  • DougHill25

    Great story. It seems there’s a lot of sadness and desperation out there in America.

    • Susan Jane Fischer

      No more than any where else. The train is cheaper than flying for long distances.

    • Mayaquez

      No more or less it’s just life happening to people.

  • Severine7

    Great read. The train is so much more humane than air travel, especially these days. And the best part is seeing the natural landscape, not just the gray highway and a bunch of metal cars.

  • Big Burly

    great read ! Thx for stirring similar memories of trips all over NA. I also used to fly a lot — before bonus miles 250k a year. Today I take a train whenever it is going near where I want to be. Such a pleasure.

  • George3C

    My wife and I loved train travel. Often, she was the one to book the trip. We used the gated, guarded train station in Santa Ana, California for all of our travels up and down the state. We always used business class for the comfort–the wide seats with great seat pitch, the free coffee, and the newspapers that would come on when the train made a stop in a big city. Where there was no connection, we used the Amtrak Thruway bus service, a far cry from the cramped Greyhounds of old. Conversations with other travelers and the train crew were plusses. We talked for an hour one day with the road foreman of engines, making his usual tour of the route. Great learning for both of us. Thanks for this article.

  • Michael Barts

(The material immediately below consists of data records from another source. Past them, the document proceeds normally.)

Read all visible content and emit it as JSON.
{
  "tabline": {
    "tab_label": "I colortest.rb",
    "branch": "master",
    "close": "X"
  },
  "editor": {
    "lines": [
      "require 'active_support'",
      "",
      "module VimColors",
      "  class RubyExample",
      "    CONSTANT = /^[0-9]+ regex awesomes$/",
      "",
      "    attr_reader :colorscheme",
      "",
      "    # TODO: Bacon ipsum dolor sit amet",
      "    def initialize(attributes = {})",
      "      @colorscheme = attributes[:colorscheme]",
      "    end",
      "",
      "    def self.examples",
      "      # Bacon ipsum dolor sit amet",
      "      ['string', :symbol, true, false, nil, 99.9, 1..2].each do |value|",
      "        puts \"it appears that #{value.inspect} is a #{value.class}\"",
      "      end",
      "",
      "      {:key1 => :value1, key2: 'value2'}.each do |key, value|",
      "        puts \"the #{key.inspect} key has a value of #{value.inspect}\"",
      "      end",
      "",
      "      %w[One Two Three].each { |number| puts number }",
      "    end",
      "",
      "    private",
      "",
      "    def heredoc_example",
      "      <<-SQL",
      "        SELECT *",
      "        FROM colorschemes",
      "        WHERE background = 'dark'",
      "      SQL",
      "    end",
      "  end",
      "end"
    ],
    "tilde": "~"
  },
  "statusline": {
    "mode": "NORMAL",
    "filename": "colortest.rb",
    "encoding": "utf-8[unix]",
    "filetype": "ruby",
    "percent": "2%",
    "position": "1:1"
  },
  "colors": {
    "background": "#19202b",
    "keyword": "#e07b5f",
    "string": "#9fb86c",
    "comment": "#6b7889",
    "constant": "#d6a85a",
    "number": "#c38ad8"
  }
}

    I just logged 2000 miles on the Empire Builder. This article mirrored my experience. I’ll be happy to travel Amtrak long distance any time.